- CT (computed tomography)
- MRI (magnetic resonance imaging) scans
- Panendoscopy (examination of the pharynx, larynx, upper trachea and esophagus)
Tumour cells will undergo a biopsy examination to determine whether it’s at the early or late stages. A complete oral cancer screening concludes with a detailed tumour board. This information sheet includes the type of cancer cells that are found — benign or malignant, tumour size, tumour location, and lymphatic node proximity. Taken into consideration, these factors will determine the treatments that you will undergo.
When diagnosed early, there is a high chance that tumour cells can be removed completely.
Appointments and Visits
Dental exams are just as important as your medical exam. Dentists recommend dental visits every 6 months. If you have a history of dental diseases, it is better to go every 3 to 4 months for a complete check-up and cleaning, depending on your dentist’s recommendation.
You can also examine yourself. Check your mouth in the mirror every month to see if there are changes, like white patches, sores, or lumps. This is especially crucial if you are among those at risk. If you notice any signs, call your dentist immediately. This way, they can determine whether it is oral cancer or another serious disease. Either way, you can get the treatment that you need.

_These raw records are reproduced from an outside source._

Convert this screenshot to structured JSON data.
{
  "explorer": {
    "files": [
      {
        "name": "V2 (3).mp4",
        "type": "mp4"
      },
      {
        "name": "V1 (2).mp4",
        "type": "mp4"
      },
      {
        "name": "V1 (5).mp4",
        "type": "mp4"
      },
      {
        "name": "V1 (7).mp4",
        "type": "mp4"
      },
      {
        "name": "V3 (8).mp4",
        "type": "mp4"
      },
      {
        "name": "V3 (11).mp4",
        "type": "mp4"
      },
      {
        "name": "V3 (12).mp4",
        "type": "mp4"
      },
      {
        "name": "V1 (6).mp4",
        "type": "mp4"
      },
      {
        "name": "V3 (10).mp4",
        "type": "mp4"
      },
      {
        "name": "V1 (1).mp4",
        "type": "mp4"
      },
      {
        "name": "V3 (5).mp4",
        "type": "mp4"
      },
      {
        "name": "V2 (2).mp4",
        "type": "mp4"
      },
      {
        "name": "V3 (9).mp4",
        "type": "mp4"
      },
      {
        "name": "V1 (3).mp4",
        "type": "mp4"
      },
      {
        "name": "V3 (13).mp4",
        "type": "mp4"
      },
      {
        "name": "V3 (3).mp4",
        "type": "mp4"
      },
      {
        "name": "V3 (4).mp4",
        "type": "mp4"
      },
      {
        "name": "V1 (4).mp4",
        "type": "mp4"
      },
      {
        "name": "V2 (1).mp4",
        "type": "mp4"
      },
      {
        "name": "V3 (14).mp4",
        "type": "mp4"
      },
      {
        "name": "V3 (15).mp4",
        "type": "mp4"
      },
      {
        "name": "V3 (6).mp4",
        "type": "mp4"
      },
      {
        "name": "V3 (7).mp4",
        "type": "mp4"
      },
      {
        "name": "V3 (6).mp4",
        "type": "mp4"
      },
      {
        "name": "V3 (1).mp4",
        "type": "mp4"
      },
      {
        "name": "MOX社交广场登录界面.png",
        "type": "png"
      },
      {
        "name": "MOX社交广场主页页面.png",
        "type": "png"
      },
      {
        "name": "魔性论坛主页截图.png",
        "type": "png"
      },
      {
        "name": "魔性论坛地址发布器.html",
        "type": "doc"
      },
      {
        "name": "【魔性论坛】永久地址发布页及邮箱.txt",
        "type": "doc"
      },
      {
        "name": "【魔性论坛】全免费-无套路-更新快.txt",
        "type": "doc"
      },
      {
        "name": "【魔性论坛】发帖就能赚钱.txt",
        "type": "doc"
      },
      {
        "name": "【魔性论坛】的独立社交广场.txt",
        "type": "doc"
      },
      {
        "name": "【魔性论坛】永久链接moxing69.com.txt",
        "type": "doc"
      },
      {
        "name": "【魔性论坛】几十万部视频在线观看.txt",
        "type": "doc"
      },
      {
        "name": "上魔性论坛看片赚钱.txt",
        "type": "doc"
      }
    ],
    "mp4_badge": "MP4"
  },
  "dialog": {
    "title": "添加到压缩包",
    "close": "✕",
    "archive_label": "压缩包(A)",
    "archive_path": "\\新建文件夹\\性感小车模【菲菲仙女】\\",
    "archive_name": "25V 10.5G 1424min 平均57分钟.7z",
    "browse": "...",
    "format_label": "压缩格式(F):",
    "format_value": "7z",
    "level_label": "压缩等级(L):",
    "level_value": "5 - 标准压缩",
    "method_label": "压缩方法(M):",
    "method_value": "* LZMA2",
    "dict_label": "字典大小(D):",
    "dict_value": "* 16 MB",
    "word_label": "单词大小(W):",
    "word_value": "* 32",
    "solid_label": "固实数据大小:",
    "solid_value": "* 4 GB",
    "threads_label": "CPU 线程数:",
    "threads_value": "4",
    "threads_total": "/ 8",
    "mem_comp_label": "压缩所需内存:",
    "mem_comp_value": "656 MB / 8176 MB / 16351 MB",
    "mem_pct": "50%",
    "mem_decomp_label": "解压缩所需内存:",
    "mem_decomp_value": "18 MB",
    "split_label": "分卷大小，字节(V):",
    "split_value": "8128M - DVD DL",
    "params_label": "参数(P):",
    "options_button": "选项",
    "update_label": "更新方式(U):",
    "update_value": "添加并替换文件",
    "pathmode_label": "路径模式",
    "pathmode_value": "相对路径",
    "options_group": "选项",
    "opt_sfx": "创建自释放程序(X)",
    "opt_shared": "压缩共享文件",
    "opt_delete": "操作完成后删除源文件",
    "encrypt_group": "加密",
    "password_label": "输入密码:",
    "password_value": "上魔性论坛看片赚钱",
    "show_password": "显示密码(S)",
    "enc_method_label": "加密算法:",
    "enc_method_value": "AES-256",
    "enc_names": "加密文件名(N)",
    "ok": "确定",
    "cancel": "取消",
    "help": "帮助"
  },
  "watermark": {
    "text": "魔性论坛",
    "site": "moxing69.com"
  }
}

Oral cancer is a serious and life-altering disease. However, it can be treated successfully if detected early on. Arranging for early screening is the best way for you to smile freely and live healthily.
If you are within or near the city of Sarnia and you want to be screened for oral cancer, visit Lambton Family Dental. We have a non-invasive oral screening technology called the VELscope, which can easily identify early potential oral tissue concerns including cancer. Call us now at (519) 344-5747 or email us at firstname.lastname@example.org to book an appointment.